App and web page records
::::::::

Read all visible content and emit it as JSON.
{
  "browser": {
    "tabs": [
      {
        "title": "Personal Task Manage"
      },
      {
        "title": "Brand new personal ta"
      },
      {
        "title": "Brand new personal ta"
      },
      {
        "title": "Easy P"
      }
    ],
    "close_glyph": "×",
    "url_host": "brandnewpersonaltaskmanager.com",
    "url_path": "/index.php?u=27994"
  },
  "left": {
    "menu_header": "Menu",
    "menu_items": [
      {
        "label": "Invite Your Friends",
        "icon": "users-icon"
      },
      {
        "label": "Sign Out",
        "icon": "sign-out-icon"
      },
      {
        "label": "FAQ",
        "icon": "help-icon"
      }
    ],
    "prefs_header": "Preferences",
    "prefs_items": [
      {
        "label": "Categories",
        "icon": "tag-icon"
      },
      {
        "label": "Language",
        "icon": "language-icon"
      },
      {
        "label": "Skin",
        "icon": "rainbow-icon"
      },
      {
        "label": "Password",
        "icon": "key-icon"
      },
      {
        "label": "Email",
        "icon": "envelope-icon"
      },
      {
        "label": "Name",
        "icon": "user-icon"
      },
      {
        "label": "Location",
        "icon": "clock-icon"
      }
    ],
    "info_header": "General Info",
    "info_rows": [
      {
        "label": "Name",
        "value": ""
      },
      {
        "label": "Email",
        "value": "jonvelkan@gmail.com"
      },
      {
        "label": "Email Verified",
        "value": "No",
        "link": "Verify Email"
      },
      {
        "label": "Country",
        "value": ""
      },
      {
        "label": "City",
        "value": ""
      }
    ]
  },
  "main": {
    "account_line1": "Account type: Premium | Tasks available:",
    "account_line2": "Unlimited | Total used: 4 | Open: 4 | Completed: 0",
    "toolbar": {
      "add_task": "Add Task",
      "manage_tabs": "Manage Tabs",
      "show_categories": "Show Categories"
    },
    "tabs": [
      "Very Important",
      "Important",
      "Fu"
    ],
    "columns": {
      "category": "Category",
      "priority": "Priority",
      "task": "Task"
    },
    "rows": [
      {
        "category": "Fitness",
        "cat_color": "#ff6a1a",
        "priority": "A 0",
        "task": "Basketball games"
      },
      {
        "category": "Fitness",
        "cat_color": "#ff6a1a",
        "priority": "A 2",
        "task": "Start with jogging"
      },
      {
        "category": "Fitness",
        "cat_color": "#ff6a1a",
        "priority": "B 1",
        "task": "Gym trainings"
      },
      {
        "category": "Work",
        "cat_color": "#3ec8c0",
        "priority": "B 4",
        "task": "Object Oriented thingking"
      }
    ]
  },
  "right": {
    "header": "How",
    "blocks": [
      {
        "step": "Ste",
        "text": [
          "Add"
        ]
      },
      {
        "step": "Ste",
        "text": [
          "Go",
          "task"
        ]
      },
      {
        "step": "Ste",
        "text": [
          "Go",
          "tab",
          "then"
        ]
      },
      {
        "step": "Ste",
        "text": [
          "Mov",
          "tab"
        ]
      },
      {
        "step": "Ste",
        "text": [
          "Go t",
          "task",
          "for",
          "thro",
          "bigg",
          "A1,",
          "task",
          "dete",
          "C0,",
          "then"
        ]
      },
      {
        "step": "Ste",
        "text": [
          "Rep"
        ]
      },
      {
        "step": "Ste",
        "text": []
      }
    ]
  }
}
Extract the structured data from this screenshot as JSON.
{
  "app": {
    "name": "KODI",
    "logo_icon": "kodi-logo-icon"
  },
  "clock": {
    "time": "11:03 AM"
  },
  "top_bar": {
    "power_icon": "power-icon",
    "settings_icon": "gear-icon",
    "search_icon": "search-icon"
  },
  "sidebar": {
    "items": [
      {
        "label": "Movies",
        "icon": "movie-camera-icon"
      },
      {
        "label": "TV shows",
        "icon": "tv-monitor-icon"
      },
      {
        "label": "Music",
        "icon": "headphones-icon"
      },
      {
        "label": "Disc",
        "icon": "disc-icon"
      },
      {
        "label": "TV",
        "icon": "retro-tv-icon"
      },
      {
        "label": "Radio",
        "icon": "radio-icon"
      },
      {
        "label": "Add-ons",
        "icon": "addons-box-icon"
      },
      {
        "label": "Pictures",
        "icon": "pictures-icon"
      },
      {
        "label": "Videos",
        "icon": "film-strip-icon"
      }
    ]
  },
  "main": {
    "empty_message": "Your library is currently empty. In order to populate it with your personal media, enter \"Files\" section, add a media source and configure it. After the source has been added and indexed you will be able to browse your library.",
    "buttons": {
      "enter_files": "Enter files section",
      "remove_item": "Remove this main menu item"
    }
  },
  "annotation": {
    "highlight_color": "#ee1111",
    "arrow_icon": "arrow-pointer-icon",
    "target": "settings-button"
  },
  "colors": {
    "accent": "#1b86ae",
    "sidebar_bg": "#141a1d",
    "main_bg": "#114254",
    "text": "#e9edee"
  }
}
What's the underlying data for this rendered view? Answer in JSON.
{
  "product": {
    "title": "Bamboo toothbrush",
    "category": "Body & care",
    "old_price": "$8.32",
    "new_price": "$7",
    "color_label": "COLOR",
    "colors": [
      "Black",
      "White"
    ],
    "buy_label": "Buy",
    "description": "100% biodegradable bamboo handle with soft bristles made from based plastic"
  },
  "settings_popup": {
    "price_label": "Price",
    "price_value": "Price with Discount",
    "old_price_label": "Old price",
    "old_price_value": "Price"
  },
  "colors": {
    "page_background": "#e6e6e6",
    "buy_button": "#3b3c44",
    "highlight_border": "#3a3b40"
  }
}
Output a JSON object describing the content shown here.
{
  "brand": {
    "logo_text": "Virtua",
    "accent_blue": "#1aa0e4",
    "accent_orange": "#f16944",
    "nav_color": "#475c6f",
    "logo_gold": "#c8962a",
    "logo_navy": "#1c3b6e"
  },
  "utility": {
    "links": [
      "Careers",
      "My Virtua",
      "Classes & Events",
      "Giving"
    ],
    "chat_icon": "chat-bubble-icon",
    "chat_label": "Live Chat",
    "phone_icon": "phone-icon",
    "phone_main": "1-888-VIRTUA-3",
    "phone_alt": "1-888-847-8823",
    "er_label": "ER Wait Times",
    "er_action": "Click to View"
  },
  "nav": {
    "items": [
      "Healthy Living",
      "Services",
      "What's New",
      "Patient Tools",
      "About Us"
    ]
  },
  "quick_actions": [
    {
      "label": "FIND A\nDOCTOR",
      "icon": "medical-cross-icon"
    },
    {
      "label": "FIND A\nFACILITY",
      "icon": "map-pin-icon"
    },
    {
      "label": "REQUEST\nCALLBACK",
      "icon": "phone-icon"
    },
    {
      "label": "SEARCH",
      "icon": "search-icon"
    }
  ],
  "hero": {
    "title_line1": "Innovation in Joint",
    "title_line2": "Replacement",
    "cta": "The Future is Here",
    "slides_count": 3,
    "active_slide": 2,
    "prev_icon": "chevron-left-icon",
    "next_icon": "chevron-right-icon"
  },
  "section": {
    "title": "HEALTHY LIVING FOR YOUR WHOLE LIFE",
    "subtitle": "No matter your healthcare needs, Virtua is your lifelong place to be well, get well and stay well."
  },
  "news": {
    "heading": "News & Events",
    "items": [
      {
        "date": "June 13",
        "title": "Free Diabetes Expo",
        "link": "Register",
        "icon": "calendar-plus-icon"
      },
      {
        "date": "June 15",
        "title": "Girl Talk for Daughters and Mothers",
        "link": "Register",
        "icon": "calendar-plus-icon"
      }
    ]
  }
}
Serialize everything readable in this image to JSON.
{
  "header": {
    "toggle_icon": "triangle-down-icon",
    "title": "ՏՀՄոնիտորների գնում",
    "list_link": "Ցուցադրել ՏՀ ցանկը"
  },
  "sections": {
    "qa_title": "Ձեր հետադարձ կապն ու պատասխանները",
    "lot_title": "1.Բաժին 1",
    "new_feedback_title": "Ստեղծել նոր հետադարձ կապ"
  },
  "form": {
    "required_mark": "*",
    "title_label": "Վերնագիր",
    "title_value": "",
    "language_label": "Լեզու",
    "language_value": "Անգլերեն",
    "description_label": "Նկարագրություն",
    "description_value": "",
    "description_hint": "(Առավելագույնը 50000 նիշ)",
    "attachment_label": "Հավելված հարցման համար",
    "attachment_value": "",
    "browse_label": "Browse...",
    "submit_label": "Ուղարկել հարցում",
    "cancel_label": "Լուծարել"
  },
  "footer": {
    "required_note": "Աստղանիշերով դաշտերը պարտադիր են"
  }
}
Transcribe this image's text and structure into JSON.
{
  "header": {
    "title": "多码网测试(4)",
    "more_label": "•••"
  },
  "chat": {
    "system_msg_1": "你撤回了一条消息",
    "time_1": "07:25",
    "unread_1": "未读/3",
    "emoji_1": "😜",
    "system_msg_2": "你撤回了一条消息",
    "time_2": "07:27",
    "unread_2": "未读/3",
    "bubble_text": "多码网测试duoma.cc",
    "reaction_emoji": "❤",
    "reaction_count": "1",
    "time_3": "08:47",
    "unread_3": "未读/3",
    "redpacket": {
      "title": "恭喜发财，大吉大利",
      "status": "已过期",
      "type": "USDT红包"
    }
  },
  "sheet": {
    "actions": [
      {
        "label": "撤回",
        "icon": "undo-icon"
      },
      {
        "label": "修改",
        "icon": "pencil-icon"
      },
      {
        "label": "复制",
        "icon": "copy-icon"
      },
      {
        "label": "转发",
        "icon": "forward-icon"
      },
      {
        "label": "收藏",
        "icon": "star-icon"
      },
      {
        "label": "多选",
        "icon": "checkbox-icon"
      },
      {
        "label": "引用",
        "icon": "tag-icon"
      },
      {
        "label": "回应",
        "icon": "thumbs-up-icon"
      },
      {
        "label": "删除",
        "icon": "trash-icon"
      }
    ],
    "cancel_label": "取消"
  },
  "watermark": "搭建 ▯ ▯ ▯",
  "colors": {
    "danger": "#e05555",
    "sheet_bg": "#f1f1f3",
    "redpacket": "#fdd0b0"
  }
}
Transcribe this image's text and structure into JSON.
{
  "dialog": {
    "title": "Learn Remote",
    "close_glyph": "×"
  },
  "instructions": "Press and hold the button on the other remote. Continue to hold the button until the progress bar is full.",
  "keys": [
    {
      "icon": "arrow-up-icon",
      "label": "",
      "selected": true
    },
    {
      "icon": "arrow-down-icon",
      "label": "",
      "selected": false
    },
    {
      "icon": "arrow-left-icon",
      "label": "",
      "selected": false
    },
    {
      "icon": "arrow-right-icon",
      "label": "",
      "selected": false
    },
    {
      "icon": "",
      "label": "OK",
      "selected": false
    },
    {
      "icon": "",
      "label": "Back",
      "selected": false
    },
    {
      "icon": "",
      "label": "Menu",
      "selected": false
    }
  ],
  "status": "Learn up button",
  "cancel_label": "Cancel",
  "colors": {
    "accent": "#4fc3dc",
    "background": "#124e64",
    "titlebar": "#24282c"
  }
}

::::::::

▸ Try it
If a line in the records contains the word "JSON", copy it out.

▸ Solution for this exercise
Read all visible content and emit it as JSON.
Extract the structured data from this screenshot as JSON.
What's the underlying data for this rendered view? Answer in JSON.
Output a JSON object describing the content shown here.
Serialize everything readable in this image to JSON.
Transcribe this image's text and structure into JSON.
Transcribe this image's text and structure into JSON.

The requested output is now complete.